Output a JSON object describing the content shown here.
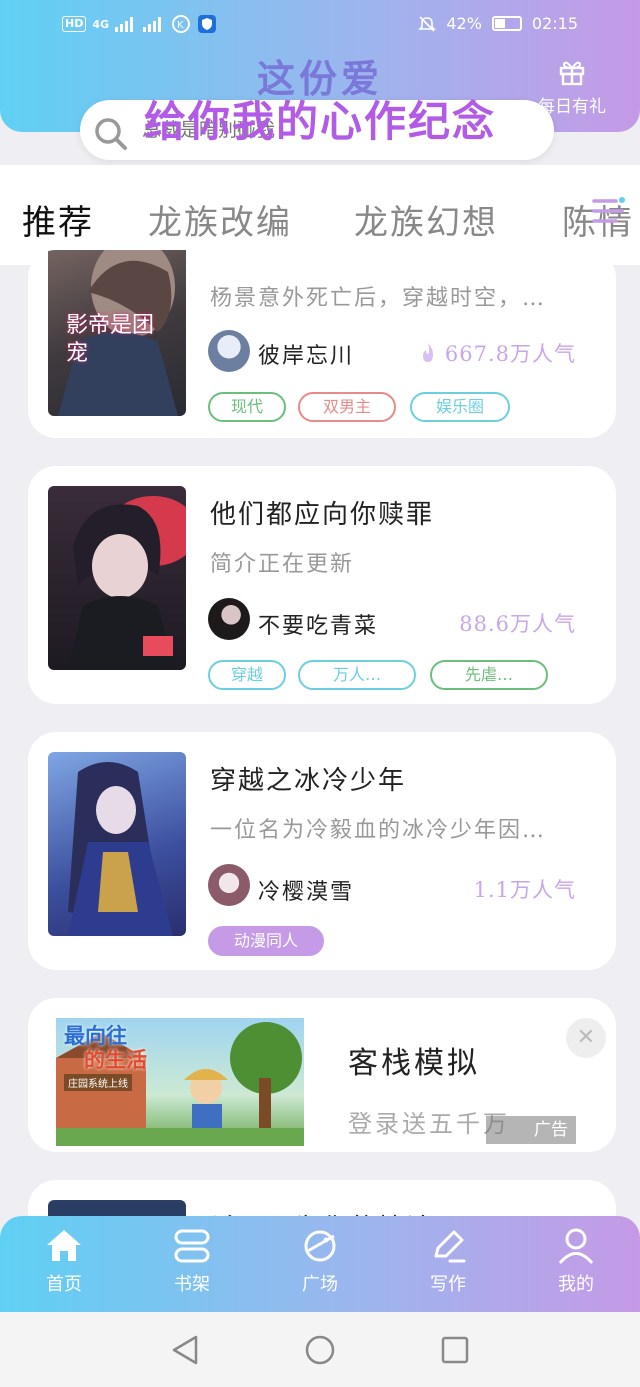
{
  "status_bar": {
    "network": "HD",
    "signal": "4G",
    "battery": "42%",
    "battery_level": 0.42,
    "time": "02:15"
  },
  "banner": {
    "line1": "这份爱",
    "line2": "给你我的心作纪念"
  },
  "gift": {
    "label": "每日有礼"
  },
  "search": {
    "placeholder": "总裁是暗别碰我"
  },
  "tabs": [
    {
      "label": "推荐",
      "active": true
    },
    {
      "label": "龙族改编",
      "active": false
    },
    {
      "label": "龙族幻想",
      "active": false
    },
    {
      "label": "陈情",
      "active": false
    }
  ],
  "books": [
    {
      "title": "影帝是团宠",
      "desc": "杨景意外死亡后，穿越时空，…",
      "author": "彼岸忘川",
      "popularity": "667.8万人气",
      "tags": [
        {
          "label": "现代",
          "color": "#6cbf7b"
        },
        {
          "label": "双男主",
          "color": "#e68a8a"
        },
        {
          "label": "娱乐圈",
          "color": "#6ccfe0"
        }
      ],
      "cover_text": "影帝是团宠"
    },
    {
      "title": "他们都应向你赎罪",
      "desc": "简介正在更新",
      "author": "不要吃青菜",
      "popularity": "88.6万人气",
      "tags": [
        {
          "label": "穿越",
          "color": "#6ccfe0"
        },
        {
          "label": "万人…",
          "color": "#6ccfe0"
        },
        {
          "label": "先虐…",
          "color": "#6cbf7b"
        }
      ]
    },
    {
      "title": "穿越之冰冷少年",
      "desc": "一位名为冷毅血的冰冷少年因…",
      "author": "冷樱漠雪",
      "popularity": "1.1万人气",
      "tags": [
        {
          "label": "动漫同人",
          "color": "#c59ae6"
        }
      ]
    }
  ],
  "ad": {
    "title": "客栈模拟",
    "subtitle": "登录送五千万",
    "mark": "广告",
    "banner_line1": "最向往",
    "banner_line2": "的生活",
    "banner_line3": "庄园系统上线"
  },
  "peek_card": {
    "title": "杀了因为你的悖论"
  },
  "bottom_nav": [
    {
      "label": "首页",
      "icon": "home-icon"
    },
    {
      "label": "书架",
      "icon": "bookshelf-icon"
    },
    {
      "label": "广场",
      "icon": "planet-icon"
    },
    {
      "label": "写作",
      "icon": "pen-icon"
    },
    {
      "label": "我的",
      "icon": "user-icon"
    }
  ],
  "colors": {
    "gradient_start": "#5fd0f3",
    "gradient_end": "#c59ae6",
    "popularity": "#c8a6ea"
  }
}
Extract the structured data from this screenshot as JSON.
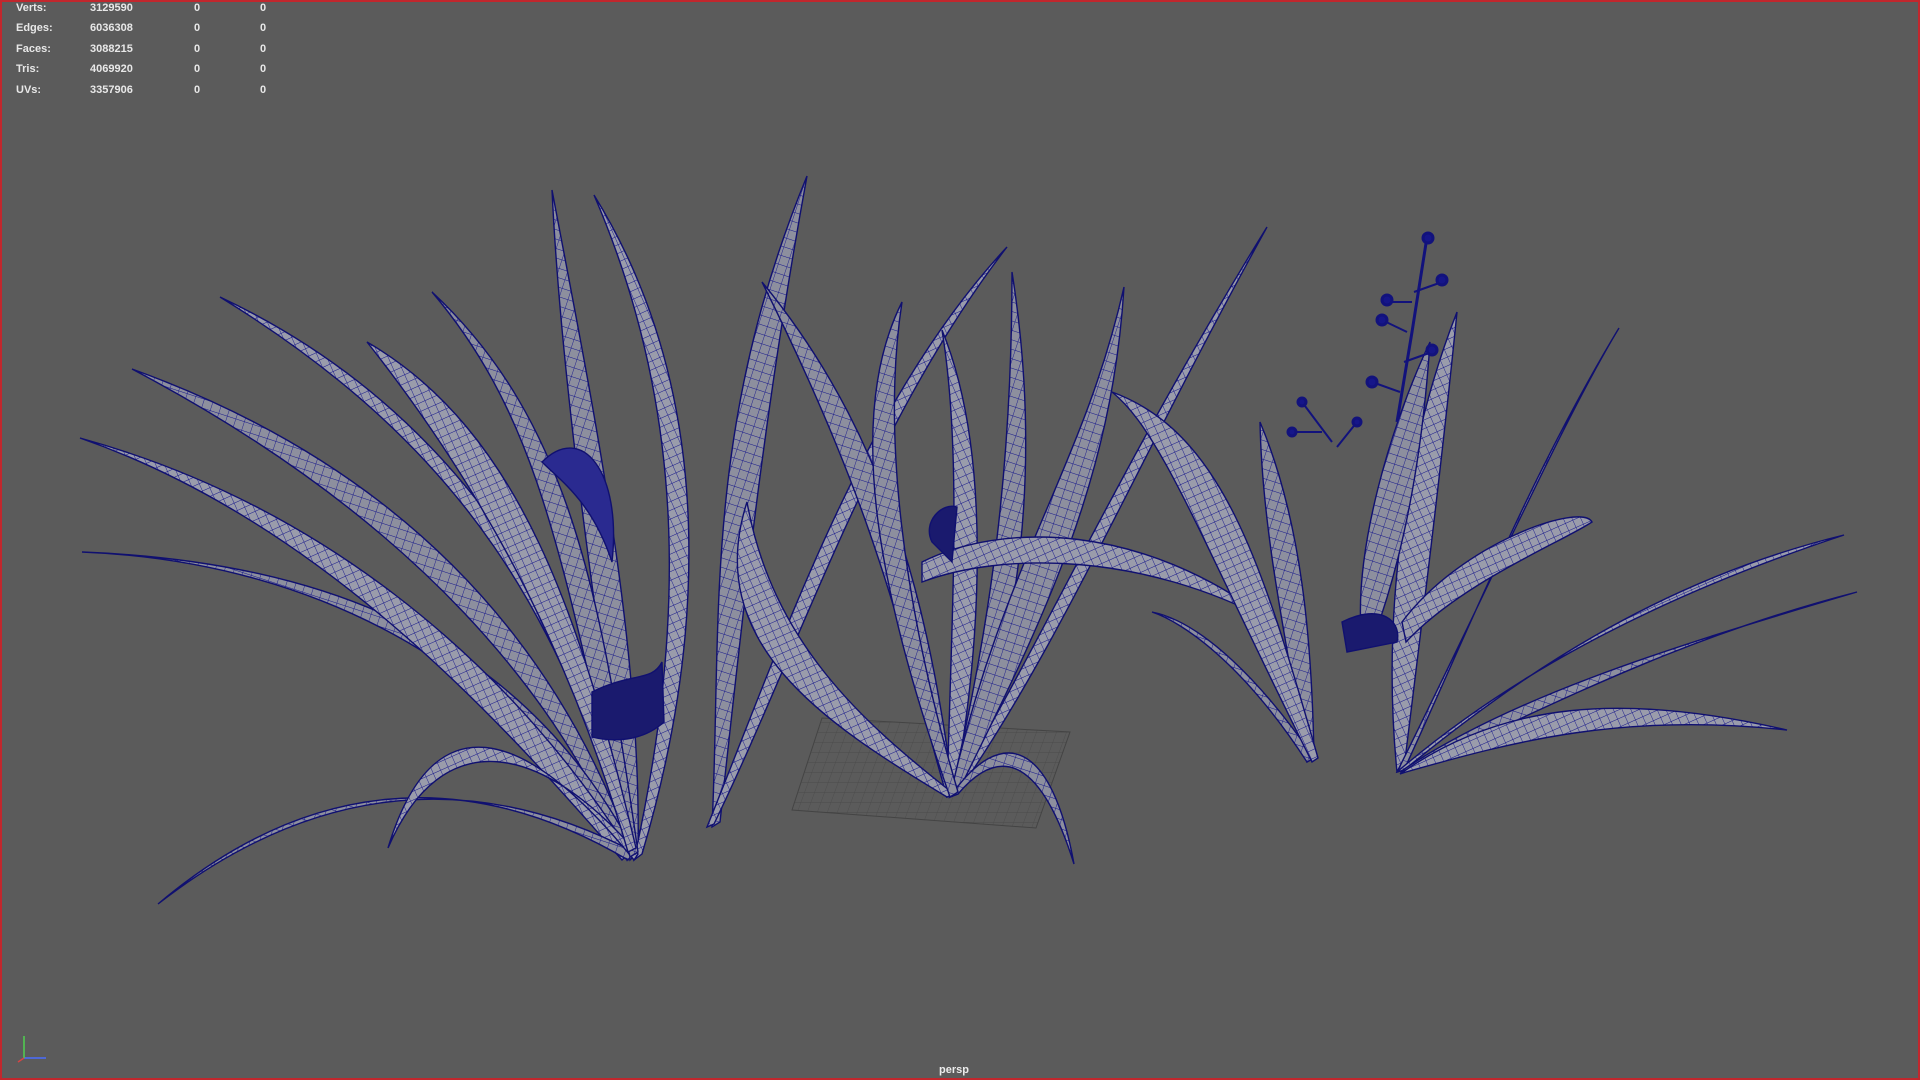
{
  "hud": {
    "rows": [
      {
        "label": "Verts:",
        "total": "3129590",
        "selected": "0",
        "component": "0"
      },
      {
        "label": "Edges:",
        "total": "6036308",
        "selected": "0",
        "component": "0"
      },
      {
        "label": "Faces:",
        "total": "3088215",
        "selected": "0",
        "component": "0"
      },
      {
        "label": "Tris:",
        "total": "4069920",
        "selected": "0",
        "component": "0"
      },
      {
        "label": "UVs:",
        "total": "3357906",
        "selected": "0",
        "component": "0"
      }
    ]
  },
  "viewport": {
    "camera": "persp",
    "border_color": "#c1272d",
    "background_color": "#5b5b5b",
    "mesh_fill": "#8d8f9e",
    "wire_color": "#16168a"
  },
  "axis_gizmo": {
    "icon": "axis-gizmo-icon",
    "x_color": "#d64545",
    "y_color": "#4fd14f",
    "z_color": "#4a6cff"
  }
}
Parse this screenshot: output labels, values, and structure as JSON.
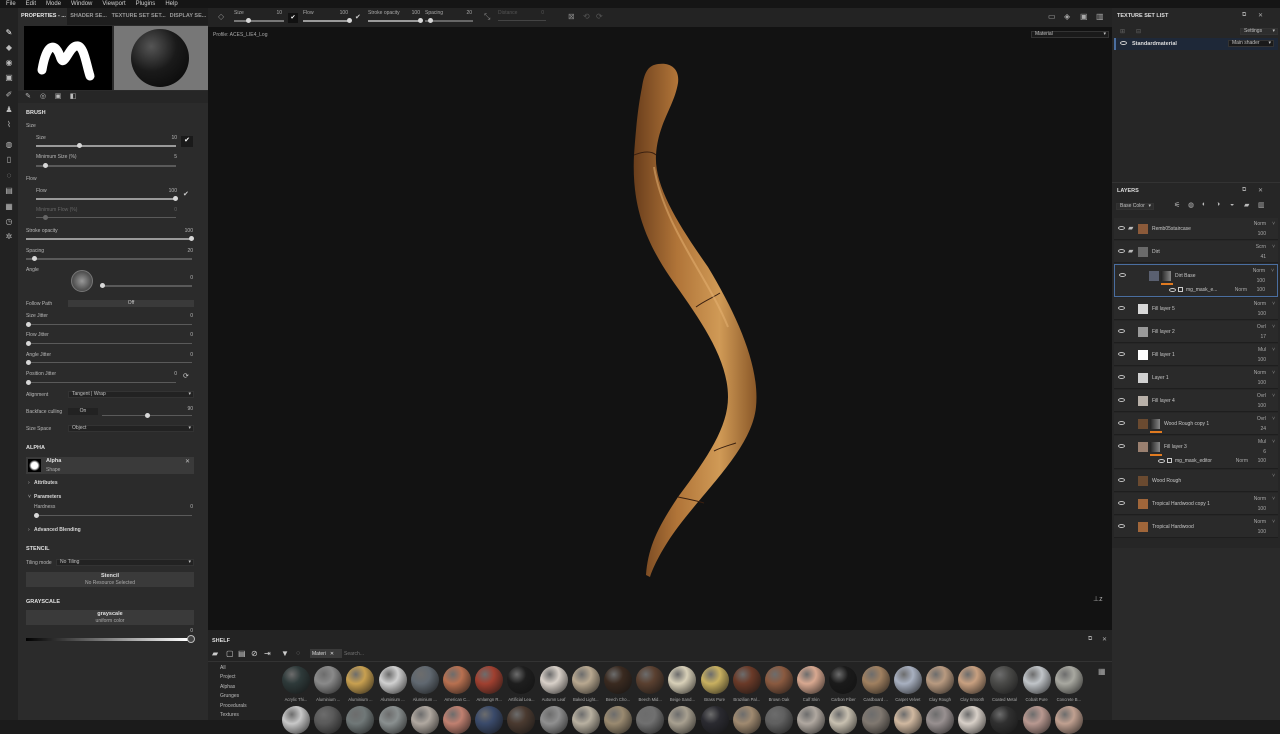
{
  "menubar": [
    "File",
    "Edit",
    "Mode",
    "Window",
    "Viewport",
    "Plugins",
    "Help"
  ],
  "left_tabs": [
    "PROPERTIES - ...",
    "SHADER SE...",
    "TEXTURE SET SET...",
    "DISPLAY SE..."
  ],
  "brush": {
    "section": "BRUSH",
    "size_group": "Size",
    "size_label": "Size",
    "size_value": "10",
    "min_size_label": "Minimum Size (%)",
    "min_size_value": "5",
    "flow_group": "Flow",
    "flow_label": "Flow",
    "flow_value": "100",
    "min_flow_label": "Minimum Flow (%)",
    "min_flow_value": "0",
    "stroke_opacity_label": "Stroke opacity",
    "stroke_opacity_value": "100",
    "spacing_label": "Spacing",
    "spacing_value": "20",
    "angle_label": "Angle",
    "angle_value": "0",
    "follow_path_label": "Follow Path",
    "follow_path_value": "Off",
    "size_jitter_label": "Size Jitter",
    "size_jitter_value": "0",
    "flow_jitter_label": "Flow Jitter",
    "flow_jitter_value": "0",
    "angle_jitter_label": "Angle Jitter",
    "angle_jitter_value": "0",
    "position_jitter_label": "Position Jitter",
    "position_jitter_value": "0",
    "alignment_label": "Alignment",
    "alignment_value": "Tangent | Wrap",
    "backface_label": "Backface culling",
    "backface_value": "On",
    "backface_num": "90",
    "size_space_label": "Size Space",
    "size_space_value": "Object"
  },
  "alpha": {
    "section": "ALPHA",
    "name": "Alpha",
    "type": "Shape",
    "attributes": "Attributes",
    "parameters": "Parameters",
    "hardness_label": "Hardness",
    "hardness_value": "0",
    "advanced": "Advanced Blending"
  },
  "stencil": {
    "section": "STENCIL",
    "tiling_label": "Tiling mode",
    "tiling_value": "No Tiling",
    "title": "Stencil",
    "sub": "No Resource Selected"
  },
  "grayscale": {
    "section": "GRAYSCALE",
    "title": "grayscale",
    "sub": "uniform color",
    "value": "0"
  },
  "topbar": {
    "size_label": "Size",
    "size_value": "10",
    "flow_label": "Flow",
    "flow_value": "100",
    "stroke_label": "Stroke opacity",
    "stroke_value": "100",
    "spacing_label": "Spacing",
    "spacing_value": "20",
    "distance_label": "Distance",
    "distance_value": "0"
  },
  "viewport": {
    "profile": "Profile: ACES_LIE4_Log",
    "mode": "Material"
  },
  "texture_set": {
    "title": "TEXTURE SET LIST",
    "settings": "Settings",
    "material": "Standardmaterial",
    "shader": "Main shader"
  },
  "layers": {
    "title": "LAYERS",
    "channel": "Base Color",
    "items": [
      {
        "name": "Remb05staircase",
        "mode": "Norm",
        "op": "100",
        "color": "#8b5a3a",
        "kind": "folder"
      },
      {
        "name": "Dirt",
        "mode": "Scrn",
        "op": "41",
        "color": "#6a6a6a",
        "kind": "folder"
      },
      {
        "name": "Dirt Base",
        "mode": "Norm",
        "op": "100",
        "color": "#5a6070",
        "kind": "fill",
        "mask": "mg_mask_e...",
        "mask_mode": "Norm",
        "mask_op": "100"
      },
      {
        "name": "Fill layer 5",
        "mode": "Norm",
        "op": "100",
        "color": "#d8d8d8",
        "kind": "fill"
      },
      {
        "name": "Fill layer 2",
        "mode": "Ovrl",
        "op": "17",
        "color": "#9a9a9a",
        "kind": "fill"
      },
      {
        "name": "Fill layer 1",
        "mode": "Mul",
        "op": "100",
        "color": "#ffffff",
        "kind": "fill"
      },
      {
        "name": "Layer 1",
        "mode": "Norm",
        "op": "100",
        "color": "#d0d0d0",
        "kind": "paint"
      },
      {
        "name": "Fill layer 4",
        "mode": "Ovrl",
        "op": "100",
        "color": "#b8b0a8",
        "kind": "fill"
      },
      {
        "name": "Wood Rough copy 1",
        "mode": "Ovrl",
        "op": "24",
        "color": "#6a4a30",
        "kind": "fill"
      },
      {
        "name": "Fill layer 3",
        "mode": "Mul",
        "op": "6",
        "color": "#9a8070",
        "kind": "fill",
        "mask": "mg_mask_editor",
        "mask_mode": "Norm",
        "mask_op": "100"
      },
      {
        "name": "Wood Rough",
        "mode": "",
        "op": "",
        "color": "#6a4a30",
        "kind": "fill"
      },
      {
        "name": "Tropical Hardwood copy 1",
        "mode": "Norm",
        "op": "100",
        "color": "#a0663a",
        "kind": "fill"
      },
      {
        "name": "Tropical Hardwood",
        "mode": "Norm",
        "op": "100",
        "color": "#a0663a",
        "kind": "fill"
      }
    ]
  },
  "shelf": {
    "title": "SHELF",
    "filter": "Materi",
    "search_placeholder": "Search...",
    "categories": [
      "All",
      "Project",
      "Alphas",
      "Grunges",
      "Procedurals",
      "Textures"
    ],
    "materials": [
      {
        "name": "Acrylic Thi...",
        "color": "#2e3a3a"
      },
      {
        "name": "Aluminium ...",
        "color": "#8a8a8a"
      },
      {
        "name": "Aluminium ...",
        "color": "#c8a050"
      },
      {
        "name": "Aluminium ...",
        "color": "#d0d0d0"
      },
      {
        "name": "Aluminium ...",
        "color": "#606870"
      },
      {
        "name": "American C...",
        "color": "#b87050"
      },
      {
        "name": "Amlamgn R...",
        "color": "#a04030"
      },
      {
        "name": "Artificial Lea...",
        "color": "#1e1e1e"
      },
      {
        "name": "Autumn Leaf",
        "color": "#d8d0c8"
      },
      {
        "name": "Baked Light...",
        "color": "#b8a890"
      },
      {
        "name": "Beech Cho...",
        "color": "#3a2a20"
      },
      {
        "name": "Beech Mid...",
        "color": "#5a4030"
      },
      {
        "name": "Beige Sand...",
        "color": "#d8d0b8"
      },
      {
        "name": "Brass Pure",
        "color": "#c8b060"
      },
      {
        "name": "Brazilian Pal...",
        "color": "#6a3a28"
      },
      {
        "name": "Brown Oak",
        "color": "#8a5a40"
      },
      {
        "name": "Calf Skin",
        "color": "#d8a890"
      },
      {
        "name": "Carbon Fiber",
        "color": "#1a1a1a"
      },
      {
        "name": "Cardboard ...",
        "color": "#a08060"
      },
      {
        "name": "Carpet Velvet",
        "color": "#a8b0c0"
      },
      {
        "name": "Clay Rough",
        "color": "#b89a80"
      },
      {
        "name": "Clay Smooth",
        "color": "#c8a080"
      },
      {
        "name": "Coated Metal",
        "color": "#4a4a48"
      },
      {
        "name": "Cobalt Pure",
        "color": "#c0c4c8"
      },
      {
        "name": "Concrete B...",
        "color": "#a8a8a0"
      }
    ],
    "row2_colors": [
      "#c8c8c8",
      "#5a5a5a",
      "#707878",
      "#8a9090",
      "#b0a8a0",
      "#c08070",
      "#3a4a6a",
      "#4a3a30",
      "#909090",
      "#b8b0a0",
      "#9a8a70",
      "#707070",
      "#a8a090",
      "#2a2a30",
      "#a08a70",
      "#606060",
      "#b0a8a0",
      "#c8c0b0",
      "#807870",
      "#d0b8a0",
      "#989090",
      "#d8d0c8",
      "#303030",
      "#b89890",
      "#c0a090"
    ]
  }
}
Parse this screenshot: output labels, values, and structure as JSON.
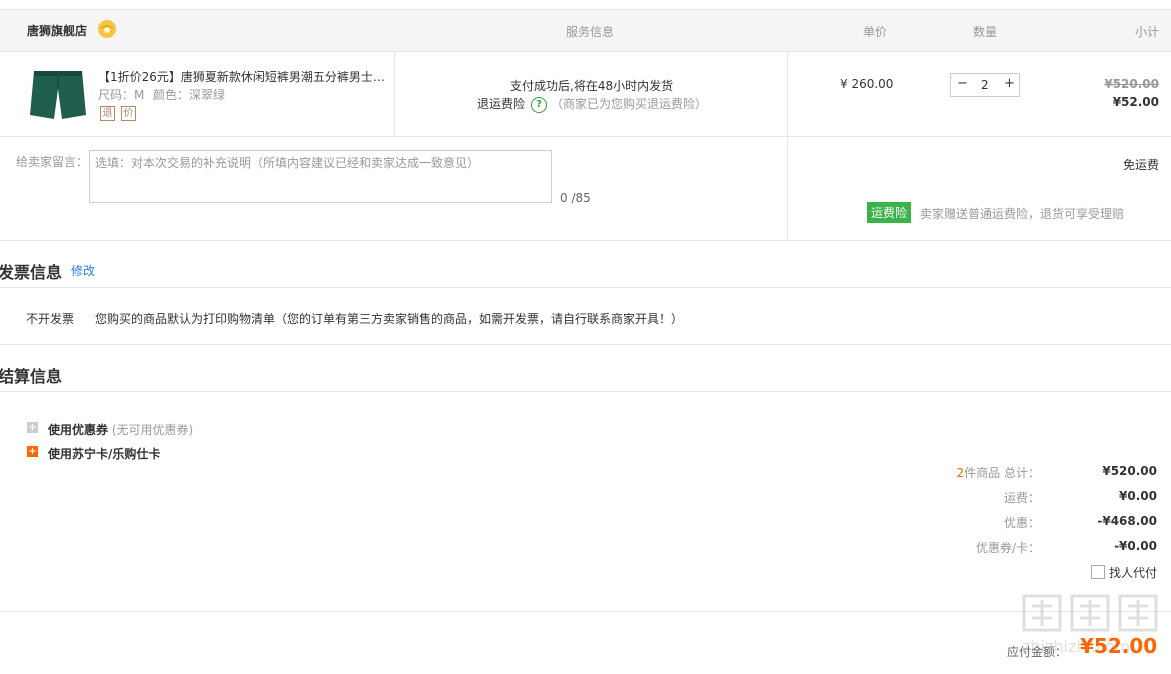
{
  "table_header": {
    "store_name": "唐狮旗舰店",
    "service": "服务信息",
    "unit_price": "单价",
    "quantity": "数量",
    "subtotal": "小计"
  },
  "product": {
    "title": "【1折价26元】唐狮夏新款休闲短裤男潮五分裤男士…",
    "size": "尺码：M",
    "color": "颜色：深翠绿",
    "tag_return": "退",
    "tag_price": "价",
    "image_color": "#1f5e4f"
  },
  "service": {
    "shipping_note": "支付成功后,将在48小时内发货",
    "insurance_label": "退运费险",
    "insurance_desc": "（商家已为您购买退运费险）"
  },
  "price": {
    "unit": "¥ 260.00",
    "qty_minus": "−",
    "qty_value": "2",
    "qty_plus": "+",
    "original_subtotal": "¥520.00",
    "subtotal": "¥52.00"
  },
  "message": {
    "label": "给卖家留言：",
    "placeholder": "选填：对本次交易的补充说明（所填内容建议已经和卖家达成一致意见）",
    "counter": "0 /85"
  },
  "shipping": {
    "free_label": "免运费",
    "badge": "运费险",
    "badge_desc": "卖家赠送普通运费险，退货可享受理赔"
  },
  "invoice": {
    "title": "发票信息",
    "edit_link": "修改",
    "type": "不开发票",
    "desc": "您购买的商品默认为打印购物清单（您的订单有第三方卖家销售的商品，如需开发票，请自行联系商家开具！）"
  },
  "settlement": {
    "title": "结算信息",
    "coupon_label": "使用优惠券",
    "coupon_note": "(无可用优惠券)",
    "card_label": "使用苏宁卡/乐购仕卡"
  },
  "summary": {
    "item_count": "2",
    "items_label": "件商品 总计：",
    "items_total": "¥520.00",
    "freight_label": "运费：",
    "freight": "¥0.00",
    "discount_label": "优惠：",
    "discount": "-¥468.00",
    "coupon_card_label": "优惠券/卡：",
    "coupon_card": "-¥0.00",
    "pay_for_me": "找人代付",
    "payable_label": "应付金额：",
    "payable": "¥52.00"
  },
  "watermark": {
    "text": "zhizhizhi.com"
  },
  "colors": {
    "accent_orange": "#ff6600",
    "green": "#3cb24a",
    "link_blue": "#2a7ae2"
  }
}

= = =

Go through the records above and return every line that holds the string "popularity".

      "popularity": "667.8万人气",
      "popularity": "88.6万人气",
      "popularity": "1.1万人气",
    "popularity": "#c8a6ea"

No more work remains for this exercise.